There’s absolutely nothing wrong with a saga, but it’s not the only way to write a series.
Individual Stories Within a Series
We don’t see this one celebrated as much on the independent side of things and the continuity and crossover emphasis at the Big Two makes it perhaps a bit less common these days, but this is an option that’s a little more common in series fiction like detective novels.
Let’s take Robert B. Parker’s Spenser novels as an example. For the most part, you can pick them up out of order and know what’s going on. There’s a brief introduction of Spenser, Hawk, Susan and so forth, but you’re just jumping into the mystery. If you read them in order, there’s a bit more character progression, but that’s a bonus. You don’t need to have read all 40 in a row.
This used to be a little more common with superhero collections. Something like Kraven’s Last Hunt is a standalone story in the world of Spider-Man. Demon in a Bottle and Armor Wars are two standalone Iron Man books you can pick up cold. (Picking up a middle volume of Superior Spider-Man, on the other hand, might be a little odd.)
When I think of the independent world, the books I think of picking up cold tend to be more along the lines of a volume of Sin City or Criminal. The continuity tends to be a little heavier and the emphasis more on sagas for a lot of the more famous independent titles.
If it’s not a full-on saga, it’s not a bad thing to make sure the new reader picking up a volume cold are able to jump right in. Otherwise, mountains of continuity present the same problem as jumping into the middle of saga, but potentially without some of the upsides you get when the omnibus phase hits, since in this case the omnibuses aren’t necessarily the complete edition of an epic. Reader access is important.
As things continue to shift towards graphic novels having their own audience, it would benefit everyone involved if publishers and creators deliberately carved out some time to about how the book format of the comic should look.

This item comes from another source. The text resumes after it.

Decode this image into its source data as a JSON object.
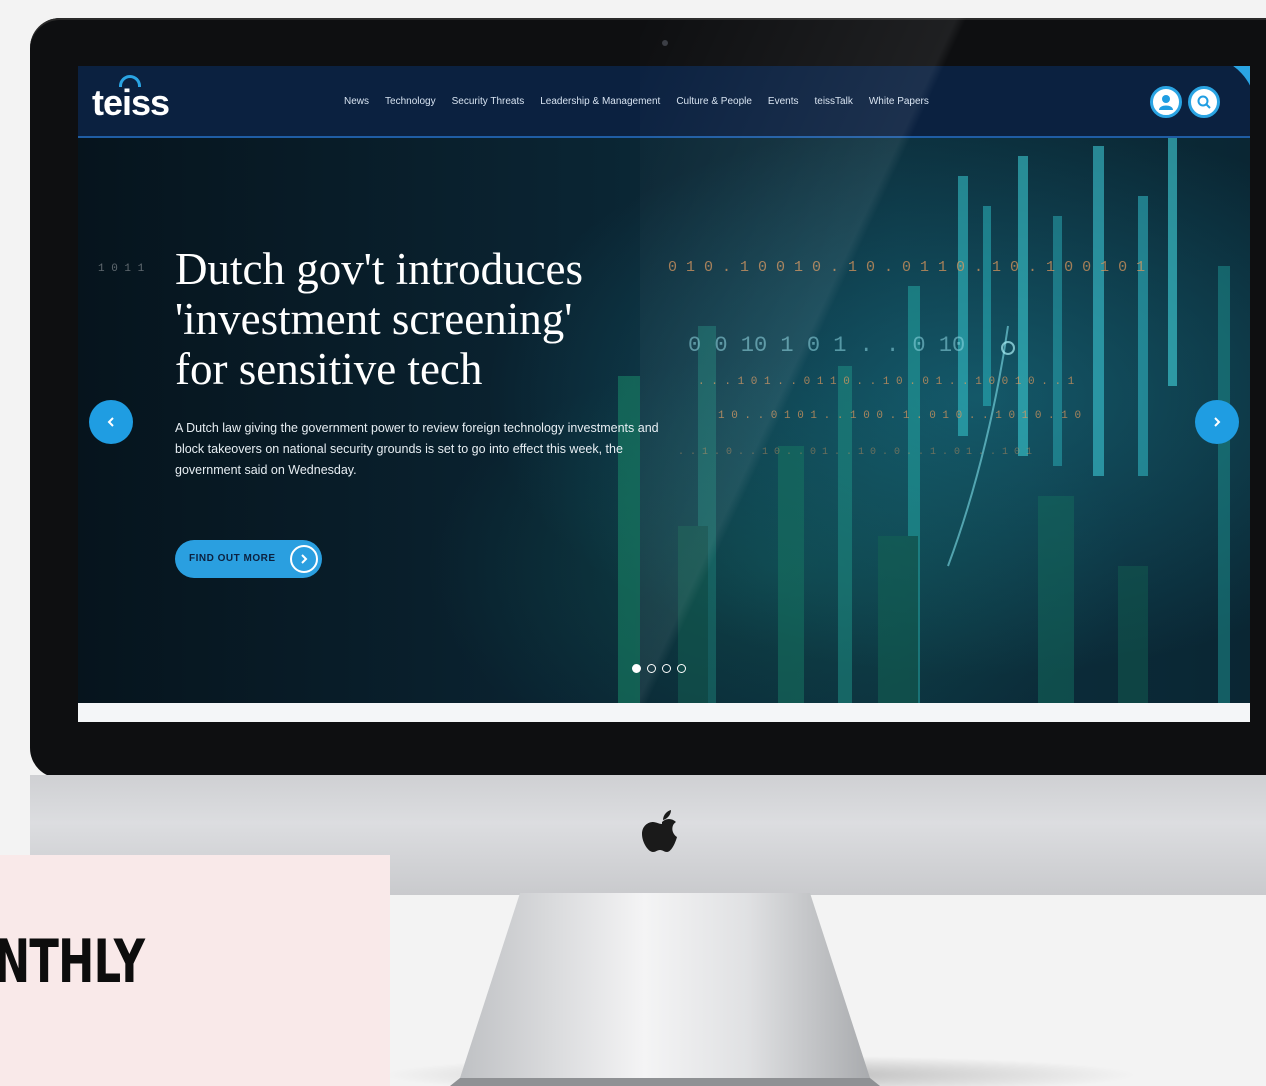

Want to learn more about how comics publishing and digital comics work? Try Todd’s book,Economics of Digital Comics.